MSCA President's Message


Judy Williams
MSCA President

Leadership: It's Not One Size Fits All
 
My name is Judy Williams, and I am honored to serve as the 2018-2019 Michigan School Counselor Association President. In my time on the MSCA Governing Board, I have been amazed by the selfless volunteer board members who take time away from their jobs and families to serve as leaders for our profession.  The growth and success of MSCA is due, in large part, to this group of talented and passionate professionals. 

I am fortunate to serve with MSCA Past President, Tony Warren, as my mentor. In his leadership letter of 2016-17, he asserted his belief that a title isn’t needed for one to be a leader. I believe that not only is a title unnecessary, but leadership isn’t a one size fits all proposition.  Leaders need not be the big and bold individual of the group, the most well known, or the most accomplished. I believe a leader lies in each one of us. Some leaders are comfortable speaking before a large audience while others would cringe with stage fright. Other leaders surround themselves with talented co workers, and provide the guidance for each to soar in their areas of expertise for the good of the organization. Some leaders work in isolation, best leading themselves to create new and innovative ideas.

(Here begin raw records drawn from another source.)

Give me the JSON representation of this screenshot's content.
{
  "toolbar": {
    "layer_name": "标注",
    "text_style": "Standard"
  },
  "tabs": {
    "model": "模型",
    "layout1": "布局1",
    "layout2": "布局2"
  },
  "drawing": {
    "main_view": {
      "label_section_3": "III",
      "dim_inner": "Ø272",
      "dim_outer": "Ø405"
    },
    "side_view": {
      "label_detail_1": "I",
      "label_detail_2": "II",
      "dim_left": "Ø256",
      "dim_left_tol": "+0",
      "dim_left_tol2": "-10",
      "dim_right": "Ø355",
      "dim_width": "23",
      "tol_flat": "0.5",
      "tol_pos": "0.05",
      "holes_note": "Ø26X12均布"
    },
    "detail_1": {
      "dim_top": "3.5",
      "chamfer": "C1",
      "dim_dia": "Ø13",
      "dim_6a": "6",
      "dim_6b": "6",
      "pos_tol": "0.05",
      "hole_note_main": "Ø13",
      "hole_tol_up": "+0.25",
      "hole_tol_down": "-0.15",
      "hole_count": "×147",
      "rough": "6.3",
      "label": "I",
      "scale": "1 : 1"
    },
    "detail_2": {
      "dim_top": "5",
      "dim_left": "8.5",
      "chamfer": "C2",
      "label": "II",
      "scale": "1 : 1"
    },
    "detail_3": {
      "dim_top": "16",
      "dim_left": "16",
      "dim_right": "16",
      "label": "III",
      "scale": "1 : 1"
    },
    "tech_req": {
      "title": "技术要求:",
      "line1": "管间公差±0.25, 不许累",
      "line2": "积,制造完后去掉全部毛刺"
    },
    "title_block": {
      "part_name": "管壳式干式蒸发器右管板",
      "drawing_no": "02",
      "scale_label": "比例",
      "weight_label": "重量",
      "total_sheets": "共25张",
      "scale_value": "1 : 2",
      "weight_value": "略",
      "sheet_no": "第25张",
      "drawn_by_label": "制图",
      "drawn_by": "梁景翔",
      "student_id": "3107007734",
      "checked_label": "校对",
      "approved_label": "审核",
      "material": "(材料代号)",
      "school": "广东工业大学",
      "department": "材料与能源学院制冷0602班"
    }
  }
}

Jim Collins, author of the national bestseller Good to Great, describes the top echelon of leadership as that of a Level 5 Leader. The characteristics of these leaders do not emerge overnight, and some leaders may never rise to this level.  However, Collins found these leaders to have humility, working for the success of their team or organization versus their own glory. They share credit for their success and do not shy away from taking blame when mistakes are made.  They are fearless when making decisions, but may appear shy to the casual observer. 
 
Compare this to the work of school counselors. We give credit to our students for their hard work despite the untold hours we may have spent developing supportive interventions. We shy away from the limelight as we see ourselves as peacemakers and conflict resolvers. We work for the good of our individual students, school community, and society as a whole and sacrifice our own lunches and bathroom breaks to do so.  We break down barriers to access and challenge the status quo for marginalized students. Sounds a lot like a Level 5 Leader to me.
 
The American School Counselor Association Nation Model incorporates the theme of leadership along with advocacy, collaboration, and systemic change. It is the leadership of school counselors that provides the impetus for the other three themes to occur.  It is the bedrock of our profession. Professional school counselors are called upon to be leaders in many ways
  • To lead the charge for comprehensive, developmentally appropriate PK-12 data driven counseling programs for all students.
  • To identify achievement gaps and work for equity of access for underrepresented populations.
  • To address students’ ever changing needs through evidence based programs.
  • To promote school safety, not solely through brick and mortar enhancements, but through the creation of welcoming, accepting, school environments for all students.
  • To educate stakeholders at the local, state, and national level on the necessity of school counselors with recommended caseloads of 1:250. 
  • To work with administrators to minimalize or eliminate non appropriate duties and responsibilities which take school counselors away from providing direct services to students.
  • To advocate for each student to find the right post secondary career pathway leading to life long satisfaction and success.
The Michigan School Counselor Governing Board is committed to meeting the needs of our members regardless of your school setting.  Whether you are one of a large counseling team with small caseloads or the only school counselor in an isolated rural area or somewhere in between, MSCA seeks to be your first and primary source for professional development. We are the only true and united voice for school counseling in the state of Michigan. Our Fall Conference will be filled with energy, vitality, and enthusiasm as over 250 counselors come together to discover how to best lead their school counseling programs into the future.
 
So, maybe you were your high school class president or team captain. Or maybe the thought of leadership was always for someone else.  Regardless of your leadership history, I invite you all to join me in a year of leadership self discovery.  After all, the most important person you will ever lead will be yourself.
 
Promoting the leader in us all,
Judy Williams